      I’m sure there would have been a way to mitigate that, but relocating it to the back was probably easier from a technical standpoint, as well as a foolproof way of defeating the heat transfer issue.

      • DrewN

        I can attest it gets hot. And if you get a stoppage you need something like a section of broomhandle to get any leverage, if my memory doesn’t fail me the handle of an entrenching tool is too big.

        • Phil
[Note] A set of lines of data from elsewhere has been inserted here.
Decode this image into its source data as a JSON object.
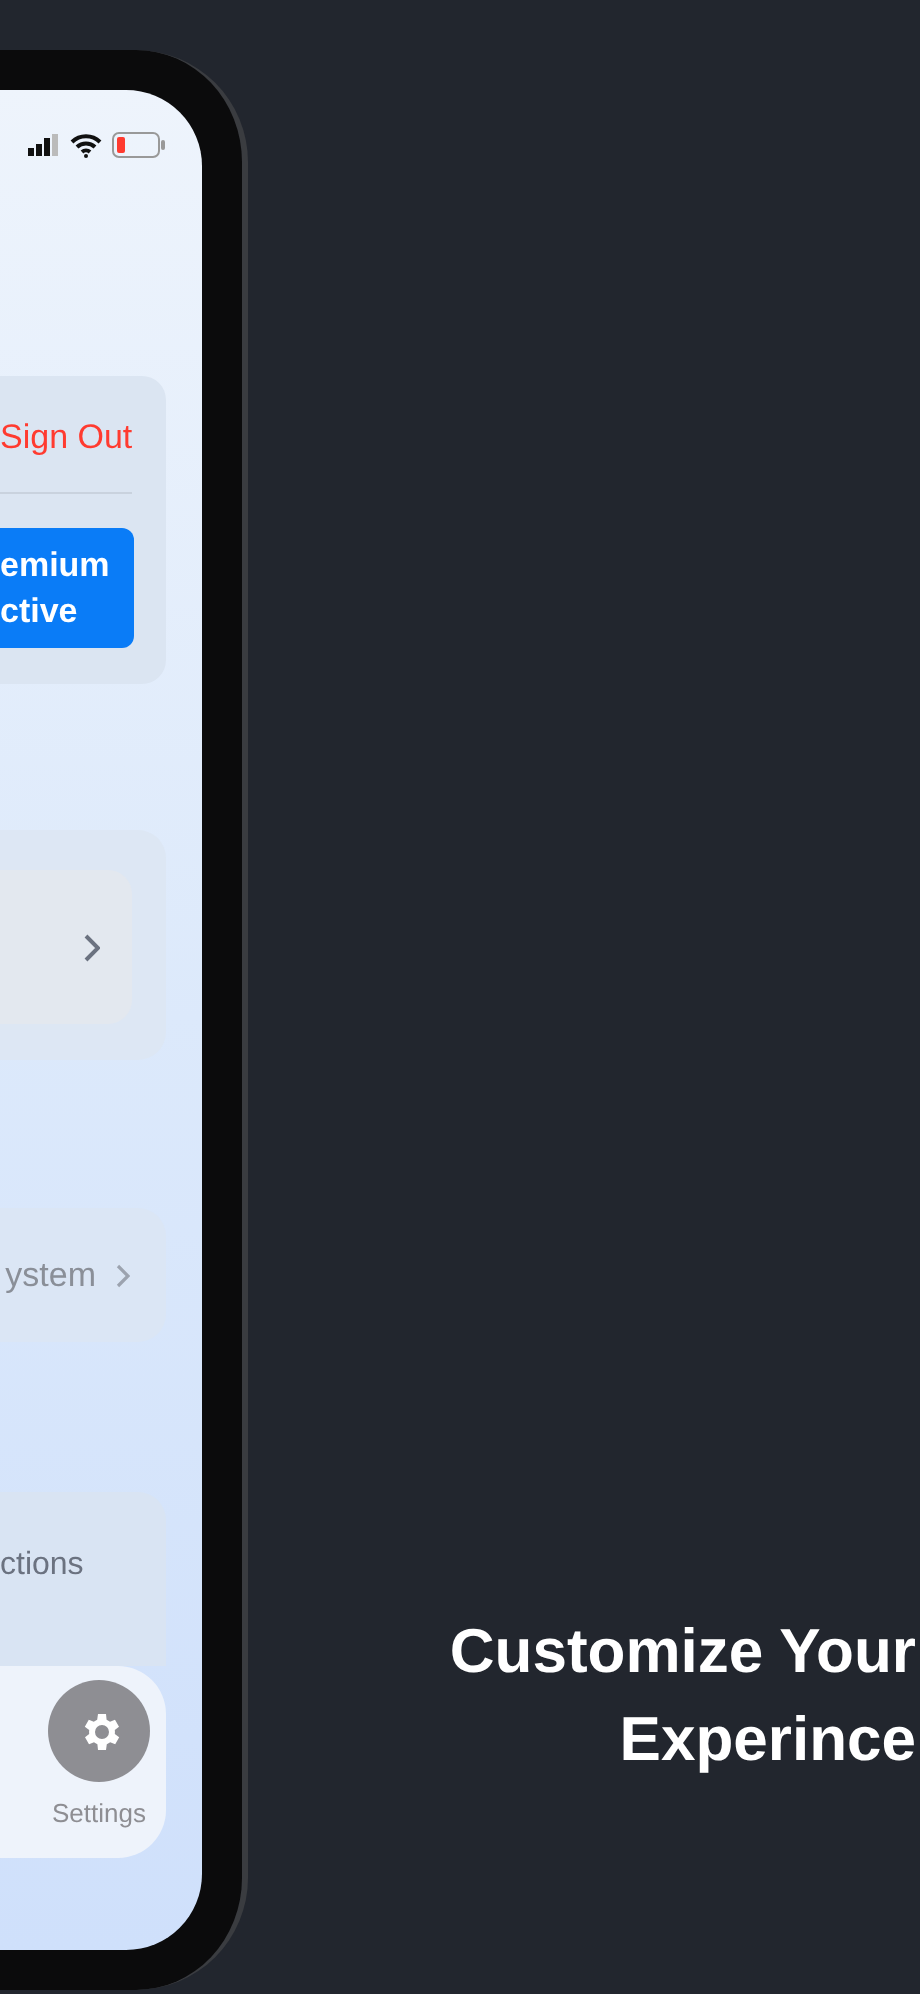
{
  "account_card": {
    "sign_out": "Sign Out",
    "premium_button": "emium ctive"
  },
  "system_row": {
    "label": "ystem"
  },
  "actions_card": {
    "label": "ctions"
  },
  "tab_bar": {
    "items": [
      {
        "label": "Settings",
        "selected": true
      }
    ]
  },
  "headline": {
    "lines": [
      "Customize Your",
      "Experince"
    ]
  }
}
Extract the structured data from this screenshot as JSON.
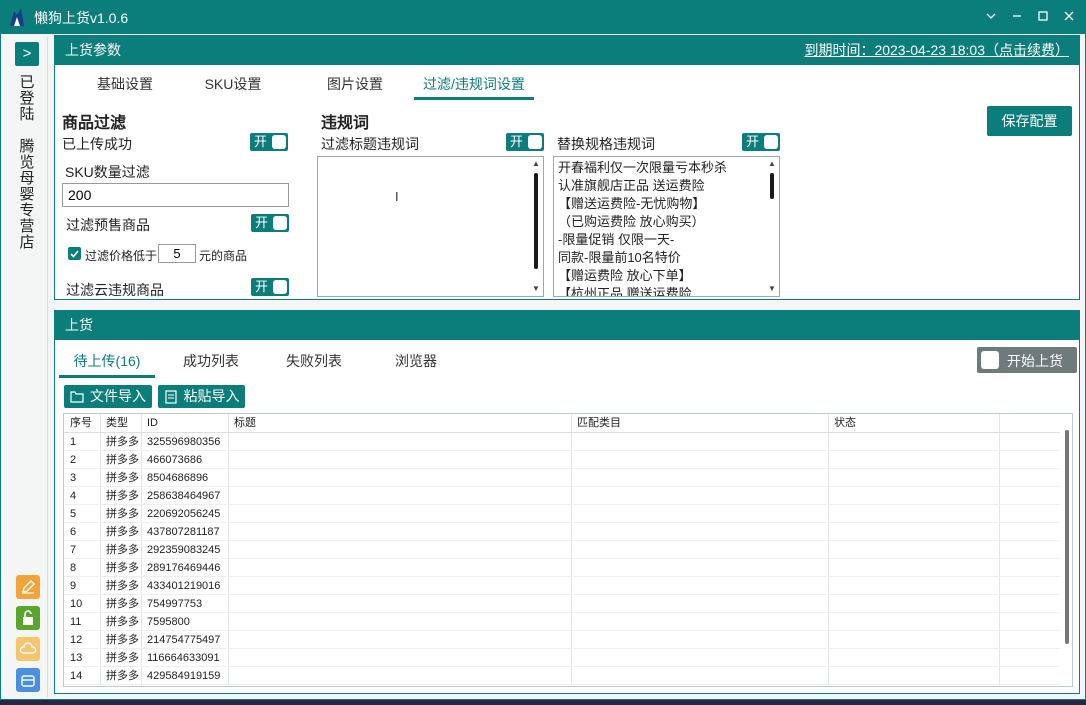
{
  "window": {
    "title": "懒狗上货v1.0.6"
  },
  "sidebar": {
    "toggle_label": ">",
    "login_status": "已登陆",
    "shop_name": "腾览母婴专营店"
  },
  "params": {
    "header": "上货参数",
    "expire_text": "到期时间：2023-04-23 18:03（点击续费）",
    "tabs": [
      {
        "label": "基础设置"
      },
      {
        "label": "SKU设置"
      },
      {
        "label": "图片设置"
      },
      {
        "label": "过滤/违规词设置",
        "active": true
      }
    ],
    "filter": {
      "heading": "商品过滤",
      "uploaded_label": "已上传成功",
      "sku_count_label": "SKU数量过滤",
      "sku_count_value": "200",
      "presale_label": "过滤预售商品",
      "price_check_label": "过滤价格低于",
      "price_value": "5",
      "price_suffix": "元的商品",
      "cloud_label": "过滤云违规商品",
      "switch_on": "开"
    },
    "violation": {
      "heading": "违规词",
      "title_words_label": "过滤标题违规词",
      "spec_words_label": "替换规格违规词",
      "spec_words_lines": [
        "开春福利仅一次限量亏本秒杀",
        "认准旗舰店正品 送运费险",
        "【赠送运费险-无忧购物】",
        "（已购运费险 放心购买）",
        "-限量促销 仅限一天-",
        "同款-限量前10名特价",
        "【赠运费险 放心下单】",
        "【杭州正品 赠送运费险"
      ]
    },
    "save_button": "保存配置"
  },
  "upload": {
    "header": "上货",
    "tabs": [
      {
        "label": "待上传(16)",
        "active": true
      },
      {
        "label": "成功列表"
      },
      {
        "label": "失败列表"
      },
      {
        "label": "浏览器"
      }
    ],
    "start_button": "开始上货",
    "file_import": "文件导入",
    "paste_import": "粘贴导入",
    "columns": [
      "序号",
      "类型",
      "ID",
      "标题",
      "匹配类目",
      "状态"
    ],
    "rows": [
      [
        "1",
        "拼多多",
        "325596980356"
      ],
      [
        "2",
        "拼多多",
        "466073686"
      ],
      [
        "3",
        "拼多多",
        "8504686896"
      ],
      [
        "4",
        "拼多多",
        "258638464967"
      ],
      [
        "5",
        "拼多多",
        "220692056245"
      ],
      [
        "6",
        "拼多多",
        "437807281187"
      ],
      [
        "7",
        "拼多多",
        "292359083245"
      ],
      [
        "8",
        "拼多多",
        "289176469446"
      ],
      [
        "9",
        "拼多多",
        "433401219016"
      ],
      [
        "10",
        "拼多多",
        "754997753"
      ],
      [
        "11",
        "拼多多",
        "7595800"
      ],
      [
        "12",
        "拼多多",
        "214754775497"
      ],
      [
        "13",
        "拼多多",
        "116664633091"
      ],
      [
        "14",
        "拼多多",
        "429584919159"
      ]
    ]
  },
  "colors": {
    "accent": "#0b7d7b",
    "orange": "#f0a43a",
    "green": "#5aa52b",
    "blue": "#4a8fe0"
  }
}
          What was also interesting is the first gen of “forward assist” was built into these cocking handles. The incredible noise made over the M16 forward assist always seems to miss this part of the debate. There were also several variations of the inside the carry handle cocking handle; solid units that popped out the back in the same location as the AR-15 charging handle is (though powered from the front) and several versions that were telescoping over covers that kept the dirt out when the actual “cocking handle” bit was returned to forward. These mostly did not protrude out the back of the upper receiver. You can usually tell the forward assist versions as the finger blade is on a pin and it can be pushed down to engage the carrier and force closed the bolt.

          If you guys ever get to the Dutch Army Museum in Delft, ask to go up “into the attic” and look as there are even more variations on the AR-10 than Reed Knight has in his museum. (This needs to be planned and cleared ahead.) Also be sure to check out their “interim-10” which was an M1 Garand modified to 7.62NATO and accepting AR-10 mags (plus a bunch of other very cool mods). I’ve shot one and to be brutally honest IT is a better choice than the big 4 7.62NATO rifles! (M-14, FAL, AR-10, G3).
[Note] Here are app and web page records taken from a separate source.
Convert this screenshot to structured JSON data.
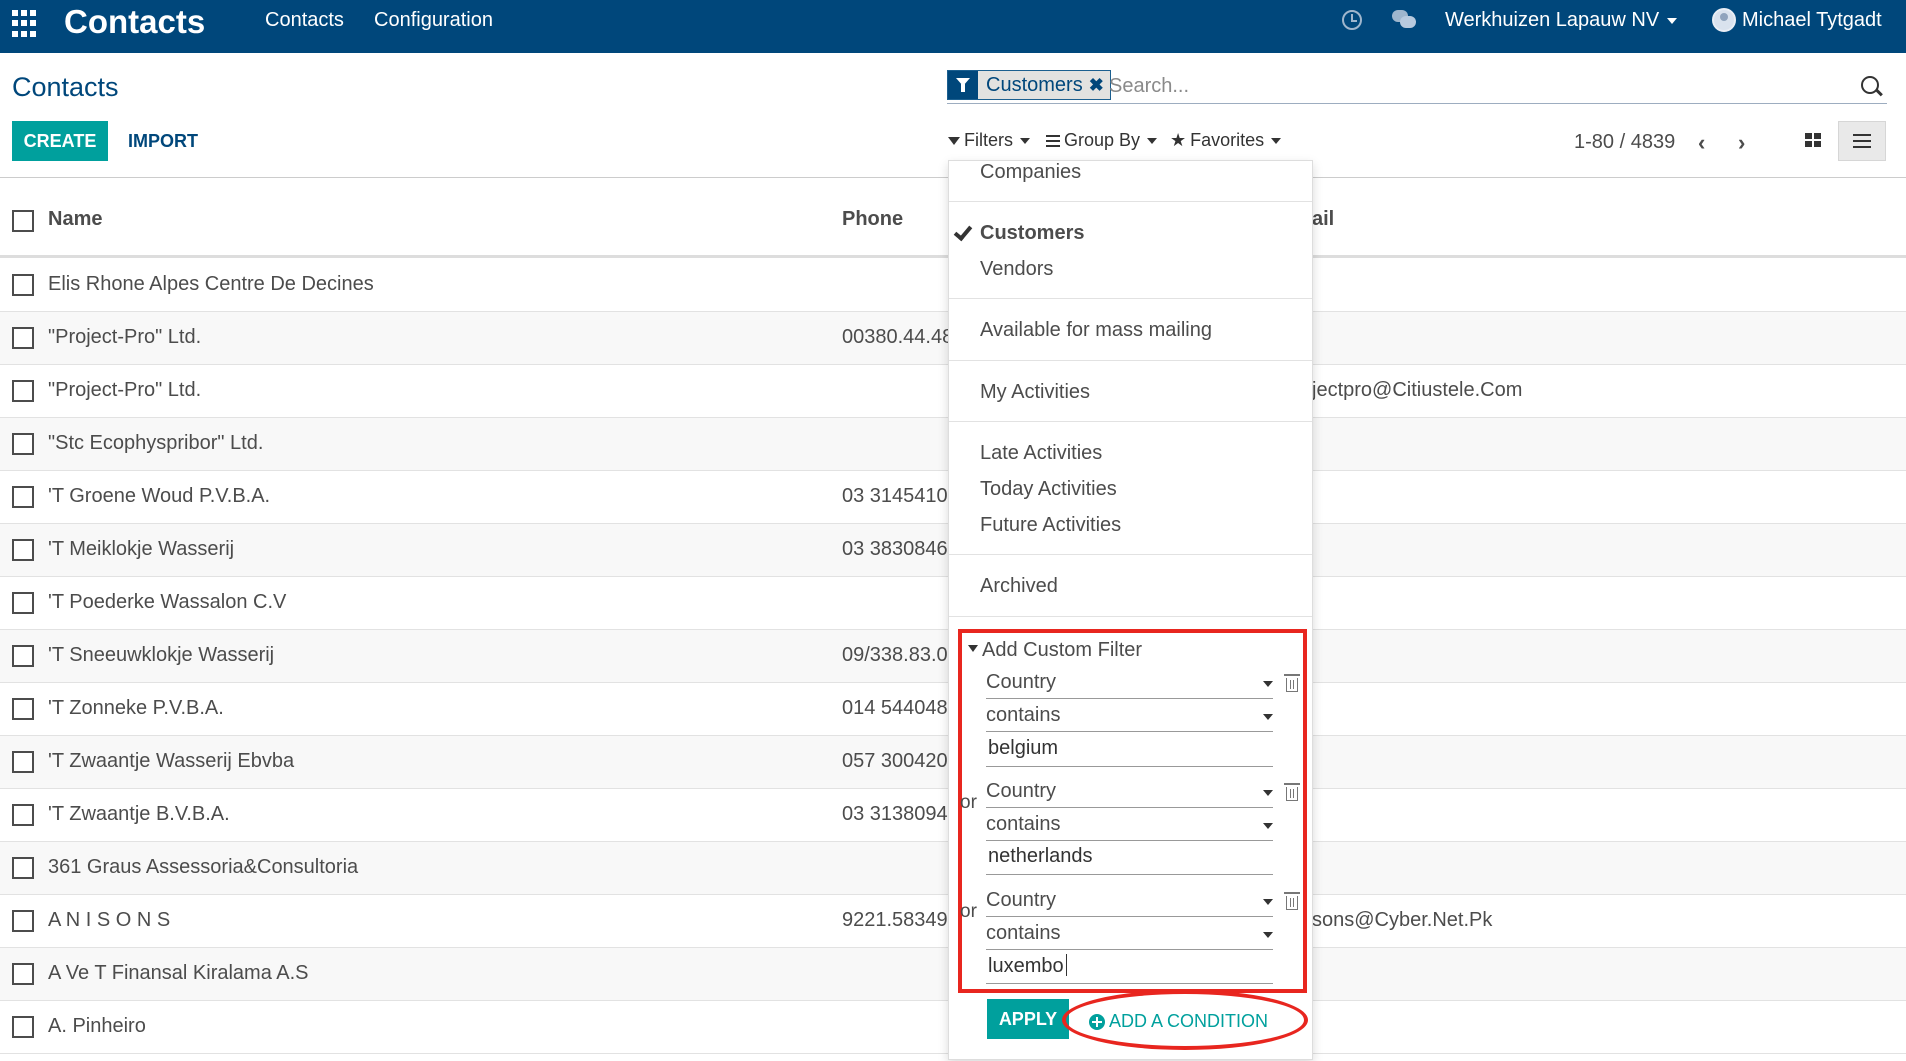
{
  "navbar": {
    "brand": "Contacts",
    "menu": [
      "Contacts",
      "Configuration"
    ],
    "company": "Werkhuizen Lapauw NV",
    "user": "Michael Tytgadt"
  },
  "control": {
    "title": "Contacts",
    "create_label": "CREATE",
    "import_label": "IMPORT",
    "facet_label": "Customers",
    "search_placeholder": "Search...",
    "filters_label": "Filters",
    "groupby_label": "Group By",
    "favorites_label": "Favorites",
    "pager": "1-80 / 4839"
  },
  "table": {
    "headers": {
      "name": "Name",
      "phone": "Phone",
      "email": "ail"
    },
    "rows": [
      {
        "name": "Elis Rhone Alpes Centre De Decines",
        "phone": "",
        "email": ""
      },
      {
        "name": "\"Project-Pro\" Ltd.",
        "phone": "00380.44.48",
        "email": ""
      },
      {
        "name": "\"Project-Pro\" Ltd.",
        "phone": "",
        "email": "jectpro@Citiustele.Com"
      },
      {
        "name": "\"Stc Ecophyspribor\" Ltd.",
        "phone": "",
        "email": ""
      },
      {
        "name": "'T Groene Woud P.V.B.A.",
        "phone": "03 3145410",
        "email": ""
      },
      {
        "name": "'T Meiklokje Wasserij",
        "phone": "03 3830846",
        "email": ""
      },
      {
        "name": "'T Poederke Wassalon C.V",
        "phone": "",
        "email": ""
      },
      {
        "name": "'T Sneeuwklokje Wasserij",
        "phone": "09/338.83.0",
        "email": ""
      },
      {
        "name": "'T Zonneke P.V.B.A.",
        "phone": "014 544048",
        "email": ""
      },
      {
        "name": "'T Zwaantje Wasserij Ebvba",
        "phone": "057 300420",
        "email": ""
      },
      {
        "name": "'T Zwaantje B.V.B.A.",
        "phone": "03 3138094",
        "email": ""
      },
      {
        "name": "361 Graus Assessoria&Consultoria",
        "phone": "",
        "email": ""
      },
      {
        "name": "A N I S O N S",
        "phone": "9221.58349",
        "email": "sons@Cyber.Net.Pk"
      },
      {
        "name": "A Ve T Finansal Kiralama A.S",
        "phone": "",
        "email": ""
      },
      {
        "name": "A. Pinheiro",
        "phone": "",
        "email": ""
      }
    ]
  },
  "filters": {
    "companies": "Companies",
    "customers": "Customers",
    "vendors": "Vendors",
    "mass_mailing": "Available for mass mailing",
    "my_activities": "My Activities",
    "late_activities": "Late Activities",
    "today_activities": "Today Activities",
    "future_activities": "Future Activities",
    "archived": "Archived",
    "custom_title": "Add Custom Filter",
    "or_label": "or",
    "conditions": [
      {
        "field": "Country",
        "operator": "contains",
        "value": "belgium"
      },
      {
        "field": "Country",
        "operator": "contains",
        "value": "netherlands"
      },
      {
        "field": "Country",
        "operator": "contains",
        "value": "luxembo"
      }
    ],
    "apply_label": "APPLY",
    "add_condition_label": "ADD A CONDITION"
  },
  "colors": {
    "navbar": "#00477b",
    "accent": "#00a09d",
    "highlight": "#e8261f"
  }
}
  • G0rdon_Fr33man

    Ian should have a look at the L.A.R Grizzly… I know many on here know about it, but in many ways it´s a “forgotten” and very underrated pistol, and one of the first true “automags”.
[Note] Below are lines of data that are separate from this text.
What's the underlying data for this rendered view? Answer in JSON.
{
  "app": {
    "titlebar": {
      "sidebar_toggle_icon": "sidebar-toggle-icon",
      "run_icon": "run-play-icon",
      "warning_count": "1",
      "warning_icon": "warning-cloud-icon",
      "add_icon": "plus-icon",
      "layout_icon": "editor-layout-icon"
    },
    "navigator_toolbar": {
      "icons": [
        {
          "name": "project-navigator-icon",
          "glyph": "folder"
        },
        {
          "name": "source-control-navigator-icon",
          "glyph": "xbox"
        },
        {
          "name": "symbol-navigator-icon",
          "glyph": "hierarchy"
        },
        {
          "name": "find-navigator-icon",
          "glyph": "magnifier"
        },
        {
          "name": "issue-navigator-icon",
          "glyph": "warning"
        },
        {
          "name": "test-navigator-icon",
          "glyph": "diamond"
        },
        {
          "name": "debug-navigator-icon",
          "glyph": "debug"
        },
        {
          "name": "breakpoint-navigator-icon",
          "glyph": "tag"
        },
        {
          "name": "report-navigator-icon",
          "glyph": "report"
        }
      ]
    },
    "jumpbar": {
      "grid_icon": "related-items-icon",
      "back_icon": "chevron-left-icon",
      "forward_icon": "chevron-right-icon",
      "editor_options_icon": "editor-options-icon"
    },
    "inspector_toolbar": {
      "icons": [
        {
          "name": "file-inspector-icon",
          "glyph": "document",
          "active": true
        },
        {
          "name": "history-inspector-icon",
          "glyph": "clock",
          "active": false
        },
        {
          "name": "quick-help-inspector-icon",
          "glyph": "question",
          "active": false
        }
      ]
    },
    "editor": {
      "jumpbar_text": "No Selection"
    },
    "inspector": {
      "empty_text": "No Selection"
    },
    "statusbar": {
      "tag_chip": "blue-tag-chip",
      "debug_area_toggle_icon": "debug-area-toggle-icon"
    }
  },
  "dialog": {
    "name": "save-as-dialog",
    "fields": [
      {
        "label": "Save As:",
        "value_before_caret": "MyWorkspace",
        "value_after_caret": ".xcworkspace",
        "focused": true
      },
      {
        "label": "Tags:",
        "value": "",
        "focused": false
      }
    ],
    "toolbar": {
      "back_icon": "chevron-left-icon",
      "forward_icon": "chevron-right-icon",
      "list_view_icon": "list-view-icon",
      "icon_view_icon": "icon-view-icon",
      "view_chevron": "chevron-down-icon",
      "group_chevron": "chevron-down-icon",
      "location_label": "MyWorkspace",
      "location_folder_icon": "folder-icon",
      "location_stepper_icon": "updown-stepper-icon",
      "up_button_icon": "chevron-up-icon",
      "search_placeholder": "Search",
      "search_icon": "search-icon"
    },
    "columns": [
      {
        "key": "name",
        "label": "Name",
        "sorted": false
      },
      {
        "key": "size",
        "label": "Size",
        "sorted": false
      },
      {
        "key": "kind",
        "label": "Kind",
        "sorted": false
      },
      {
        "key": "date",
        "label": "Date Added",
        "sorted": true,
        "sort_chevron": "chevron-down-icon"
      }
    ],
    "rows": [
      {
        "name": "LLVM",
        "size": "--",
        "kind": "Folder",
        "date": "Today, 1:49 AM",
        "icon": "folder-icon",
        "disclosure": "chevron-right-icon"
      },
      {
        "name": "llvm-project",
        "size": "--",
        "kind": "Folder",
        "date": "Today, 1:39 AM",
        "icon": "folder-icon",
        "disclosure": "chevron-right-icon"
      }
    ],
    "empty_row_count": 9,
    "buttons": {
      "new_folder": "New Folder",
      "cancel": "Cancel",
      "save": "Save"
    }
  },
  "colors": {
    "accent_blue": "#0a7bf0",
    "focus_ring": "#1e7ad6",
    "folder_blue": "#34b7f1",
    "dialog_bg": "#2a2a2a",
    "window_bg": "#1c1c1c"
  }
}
    • Ian McCollum

      Well, only first if you leave out the Mars… 🙂
      I’ve handled a couple, but never done a video – they would be a good subject.

      • G0rdon_Fr33man

        You got me there. I saw your Mars-video. An overwhelming amount of people I meet on the range have never heard of the Grizzly, and there aren´t many good videos on it on youtube +1 if you manager to track down a 10-inch longslide version, which were made in very few examples.

  • Sianmink

    The AR-15 charging handle issue is what has me looking at an ARAK-21 upper. Forward-left charging handle is <3

  • Adam aka eddie d.

    Excellent video Ian, thank you!
    The stainless steel carrier group is very interesting!
    I thought it was just old, scuffed up chrome plating.
    Isn’t a stainless bolt fragile?

    I loved the outtakes at the end too!
    “This is your shoulder thing, that goes up and makes the gun more evil”, lol!

  • Thank you for the link! I really wish there was a lot more published information about the Portuguese experience in these conflicts back then. There’s some really great pictures here.

  • Blake

    That was awesome, thanks for the vid.

  • tts

    Love the child tracking capabilities of setting 3, deliciously evil! 😉

    Thanks for the great video guys

  • Zebra Dun

    This rifle appears to recoil every bit as hard as the M-14.
    Perhaps the in line stock and light weight just won’t handle the 7.62 x 51 mm.

  • Hank Seiter

    I had a chance to by a “converted” AI semi-auto Portuguese contract AR-10 back in 1980. I had the money but I also had a family to support. If I remember correctly, the asking price was $1599 plus shipping to an FFL which I had at the time. Of course I regret not buying it now. However, today I own an Armalite AR-10 “classic” and a Rock River LAR-8 with a Wilson cryogenic barrel … the latter is a true MOA rifle. The modern Armalite AR-10 is very light, so it probably closely approximates the shooting sensation of the early “original” AR-10s. And I have to say, putting several hundred rounds of 7.62 through a seven pound AR-10 in a single session can get uncomfortable if one isn’t wearing a padded shooting vest or body armor. In any case, they’re definitely a cool rifle platform.

  • whamprod

    “Shoulder thing that goes up”……… BWAAAAHAHAHAHAHAHAAAAAA!!!

    Nice job getting that in there.

  • Michael Riley

    Charging handle was changed due to heat buildup issues caused by the gas system.